━━━ Data under study ━━━

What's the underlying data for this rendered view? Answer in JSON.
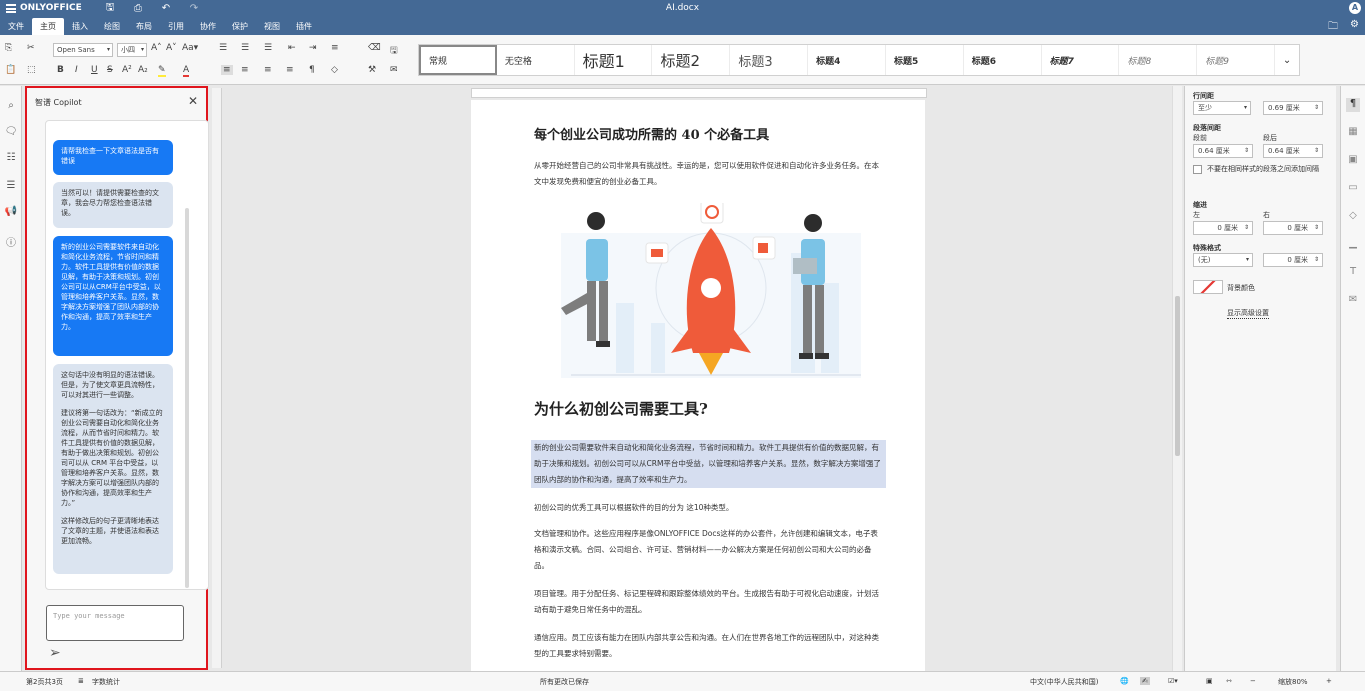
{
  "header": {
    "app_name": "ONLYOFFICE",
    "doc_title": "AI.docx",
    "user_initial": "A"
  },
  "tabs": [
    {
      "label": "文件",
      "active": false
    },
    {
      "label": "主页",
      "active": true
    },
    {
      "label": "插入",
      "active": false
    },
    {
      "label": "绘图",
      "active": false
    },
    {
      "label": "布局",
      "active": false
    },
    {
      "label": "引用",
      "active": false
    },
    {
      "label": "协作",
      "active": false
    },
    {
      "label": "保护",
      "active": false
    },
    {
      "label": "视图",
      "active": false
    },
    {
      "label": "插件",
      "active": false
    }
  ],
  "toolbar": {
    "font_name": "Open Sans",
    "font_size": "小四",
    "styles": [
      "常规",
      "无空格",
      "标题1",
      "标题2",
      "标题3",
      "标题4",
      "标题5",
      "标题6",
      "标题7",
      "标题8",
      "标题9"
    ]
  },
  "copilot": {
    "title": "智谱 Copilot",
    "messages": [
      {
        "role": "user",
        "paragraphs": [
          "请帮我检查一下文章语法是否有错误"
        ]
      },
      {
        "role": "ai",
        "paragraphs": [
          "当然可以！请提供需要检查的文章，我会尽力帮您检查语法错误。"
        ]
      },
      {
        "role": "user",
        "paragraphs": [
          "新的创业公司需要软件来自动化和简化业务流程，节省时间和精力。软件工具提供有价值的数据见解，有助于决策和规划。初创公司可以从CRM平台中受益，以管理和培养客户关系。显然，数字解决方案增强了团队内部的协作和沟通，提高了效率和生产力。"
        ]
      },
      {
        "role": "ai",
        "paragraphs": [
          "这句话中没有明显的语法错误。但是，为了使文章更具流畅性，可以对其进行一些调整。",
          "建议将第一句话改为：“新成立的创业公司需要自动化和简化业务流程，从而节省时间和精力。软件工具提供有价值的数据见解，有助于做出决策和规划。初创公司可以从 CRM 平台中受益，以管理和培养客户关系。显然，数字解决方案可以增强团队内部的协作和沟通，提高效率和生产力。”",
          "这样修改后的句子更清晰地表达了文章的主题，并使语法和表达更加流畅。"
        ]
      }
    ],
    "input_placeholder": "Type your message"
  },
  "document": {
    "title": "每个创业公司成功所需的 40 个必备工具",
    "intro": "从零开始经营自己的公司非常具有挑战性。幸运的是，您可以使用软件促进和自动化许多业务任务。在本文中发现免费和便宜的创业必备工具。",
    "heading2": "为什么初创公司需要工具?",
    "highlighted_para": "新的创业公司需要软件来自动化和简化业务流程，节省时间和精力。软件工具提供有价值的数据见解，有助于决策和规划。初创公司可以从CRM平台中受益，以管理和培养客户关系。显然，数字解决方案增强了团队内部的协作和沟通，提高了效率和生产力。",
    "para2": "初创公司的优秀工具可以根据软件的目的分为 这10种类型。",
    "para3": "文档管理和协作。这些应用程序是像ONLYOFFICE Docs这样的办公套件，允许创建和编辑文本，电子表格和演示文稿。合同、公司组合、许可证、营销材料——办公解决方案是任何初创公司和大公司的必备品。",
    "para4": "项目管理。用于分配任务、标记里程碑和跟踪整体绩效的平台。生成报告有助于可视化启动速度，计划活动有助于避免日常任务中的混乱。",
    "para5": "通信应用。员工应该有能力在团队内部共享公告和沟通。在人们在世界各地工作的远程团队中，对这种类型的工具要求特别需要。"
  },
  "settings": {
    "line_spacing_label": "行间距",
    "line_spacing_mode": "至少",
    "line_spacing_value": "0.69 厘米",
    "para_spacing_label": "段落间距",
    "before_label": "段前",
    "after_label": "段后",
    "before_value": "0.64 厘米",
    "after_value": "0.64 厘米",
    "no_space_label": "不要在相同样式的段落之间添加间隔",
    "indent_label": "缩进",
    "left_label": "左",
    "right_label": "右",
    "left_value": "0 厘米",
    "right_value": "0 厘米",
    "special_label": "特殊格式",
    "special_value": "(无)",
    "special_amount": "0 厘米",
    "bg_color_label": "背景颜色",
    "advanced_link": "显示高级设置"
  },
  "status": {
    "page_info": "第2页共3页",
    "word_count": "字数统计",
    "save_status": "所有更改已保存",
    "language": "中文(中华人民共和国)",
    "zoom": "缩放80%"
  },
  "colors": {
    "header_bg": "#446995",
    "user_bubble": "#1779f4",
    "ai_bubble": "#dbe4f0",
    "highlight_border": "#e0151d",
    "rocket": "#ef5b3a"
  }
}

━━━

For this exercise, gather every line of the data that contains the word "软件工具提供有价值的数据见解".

## Expected answer
          "新的创业公司需要软件来自动化和简化业务流程，节省时间和精力。软件工具提供有价值的数据见解，有助于决策和规划。初创公司可以从CRM平台中受益，以管理和培养客户关系。显然，数字解决方案增强了团队内部的协作和沟通，提高了效率和生产力。"
          "建议将第一句话改为：“新成立的创业公司需要自动化和简化业务流程，从而节省时间和精力。软件工具提供有价值的数据见解，有助于做出决策和规划。初创公司可以从 CRM 平台中受益，以管理和培养客户关系。显然，数字解决方案可以增强团队内部的协作和沟通，提高效率和生产力。”",
    "highlighted_para": "新的创业公司需要软件来自动化和简化业务流程，节省时间和精力。软件工具提供有价值的数据见解，有助于决策和规划。初创公司可以从CRM平台中受益，以管理和培养客户关系。显然，数字解决方案增强了团队内部的协作和沟通，提高了效率和生产力。",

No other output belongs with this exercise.